Jameson Boyd Adams - Rippingale’s Antarctic Hero
We’re writing this on the Centenary of Scott’s ill-fated expedition to the Antarctic – his attempt on January 17 1912, to be the first man to reach the South Pole, ending in his terrible death and those of his expedition party, in temperatures of 30 deg. below freezing.
Jameson Boyd Adams
Jameson Boyd Adams was born in Down Hall on Doctor’s Lane in Rippingale in 1880 where his father was the local doctor – hence “Doctor’s Lane.” At the age of 13 he ran away to sea and served on merchant ships ‘til he joined the Royal Navy and became one of the last to earn his Master Mariner’s Certificate "under sail". He quickly earned a reputation as a great character and joker and called everyone he talked to "mate", this earning himself the nickname “Mate”. Adams met Shackleton in 1906, and when offered the chance of becoming his deputy and to claim the South Pole for England he didn’t hesitate.

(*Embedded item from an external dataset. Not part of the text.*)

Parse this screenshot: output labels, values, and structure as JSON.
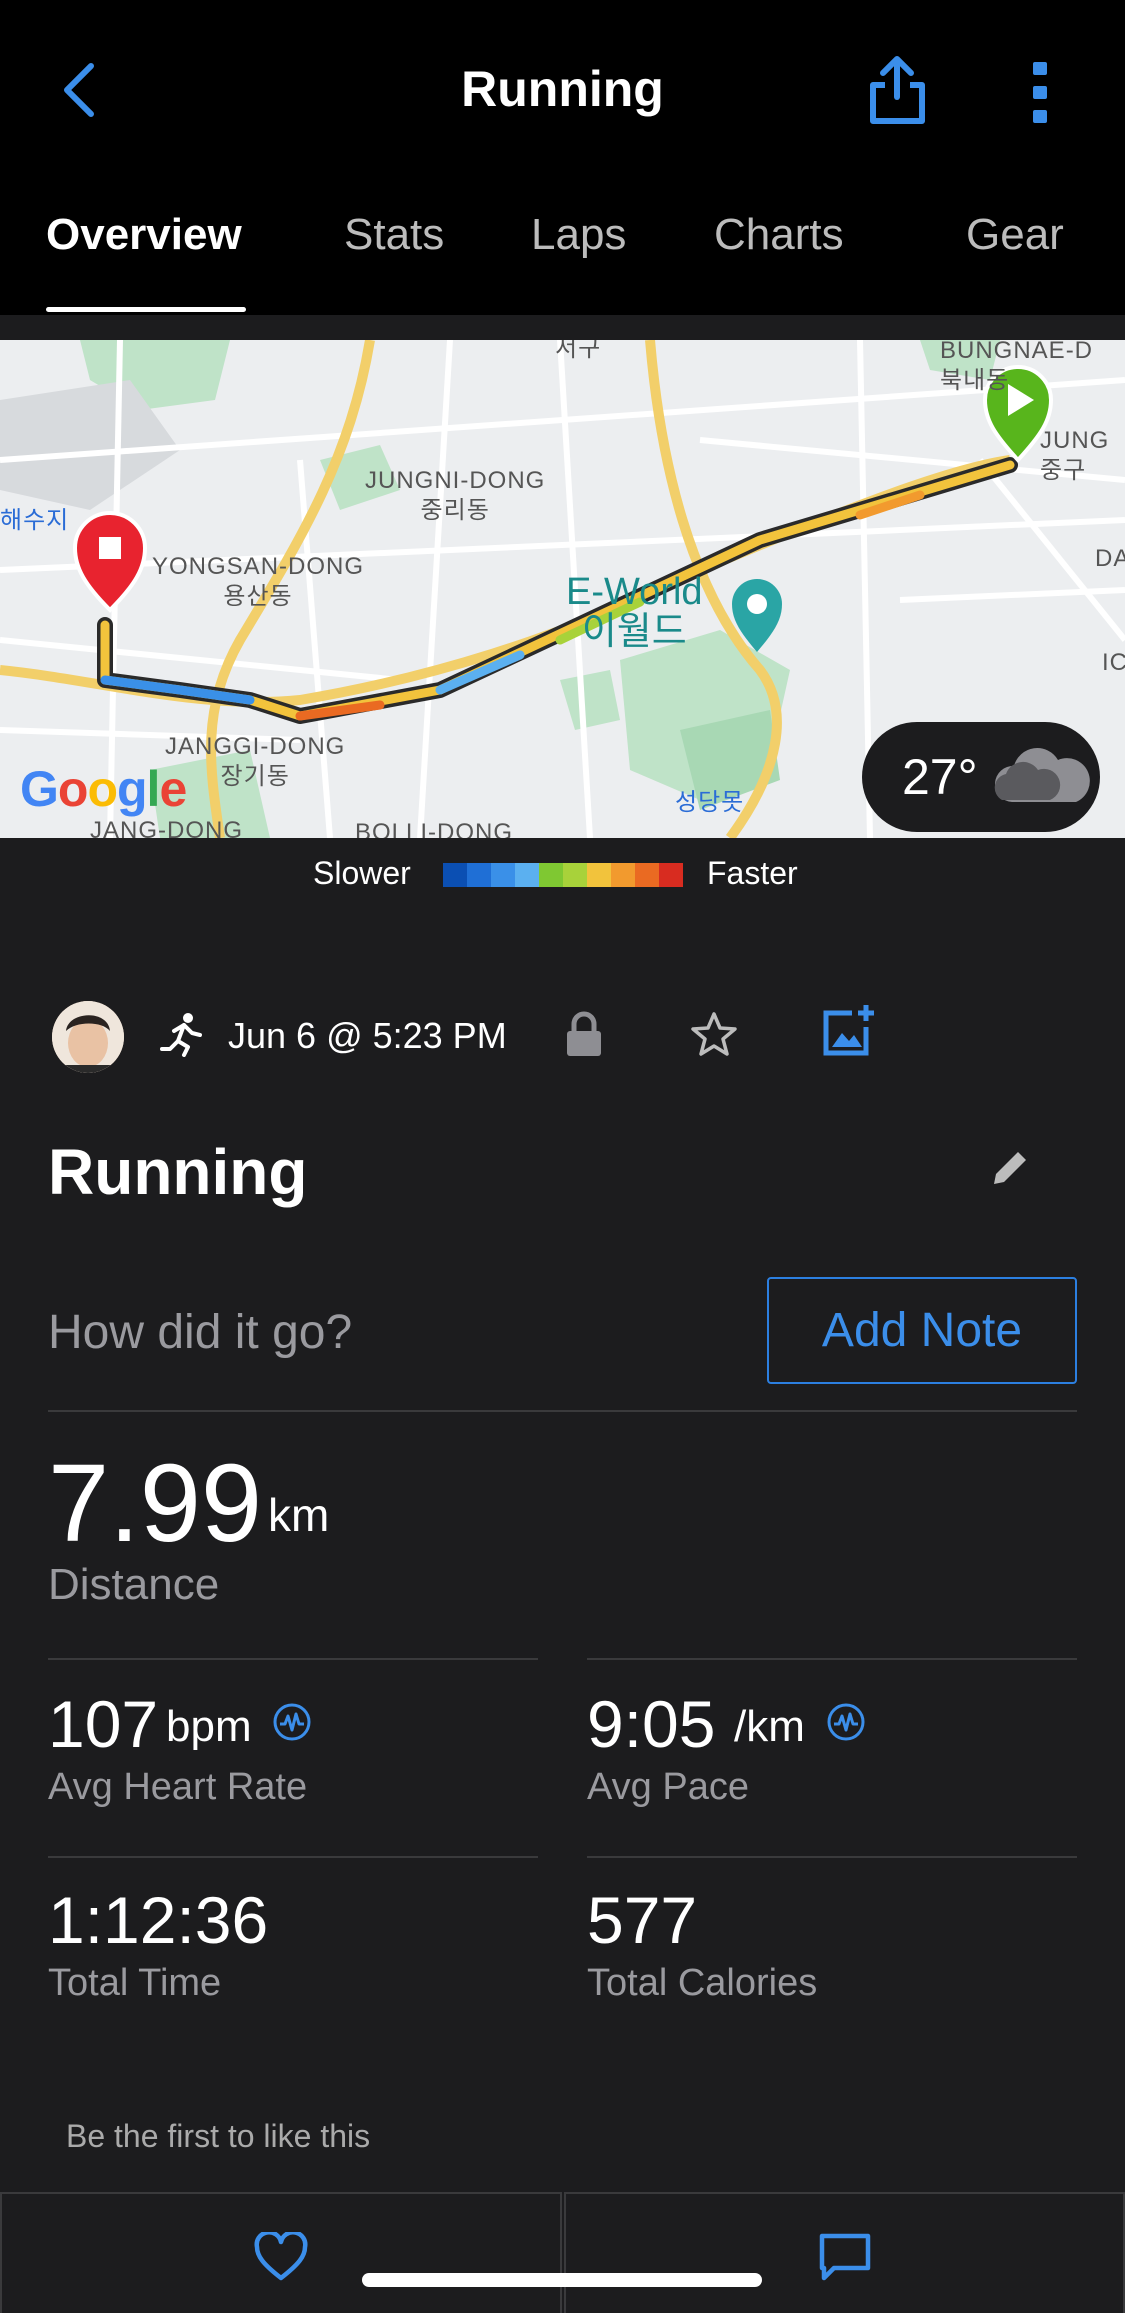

Each member of the team needed to have specialist knowledge of some subject which would be useful to the expedition and Adams made an intensive study of meteorology – a vital skill.
They built a hut as their winter base at McMurdo Sound which still stands today and in October 1908, the party of four set out. They met terrible conditions – blizzards, gales, temperatures far below freezing – they suffered frostbite, disease, starvation and emaciation. Digging up and eating horse carcasses on their two-month return journey gave them dysentery.The photographs of Adams tell you all you need to know about their suffering. Seventy days out, on 9th January 1909, almost at their goal, they realised they could go no further and turned back.
Adams’ part in the attempt is recognised by a mountain being named after him – Mount Adams at 84 deg 26 S.
He later rejoined the Royal Navy, served on the Dover Patrol and was wounded during WW1. He was awarded two medals, became a civil servant but devoted his life to youth development, taking over the King George Jubilee Trust for Youth and was knighted in 1948. He died in 1962.
© Jim Latham, January 2012
You can read more about the Shackleton Expedition on the Matrix Shackleton Centenary Expedition Website at www.shackletoncentenary.org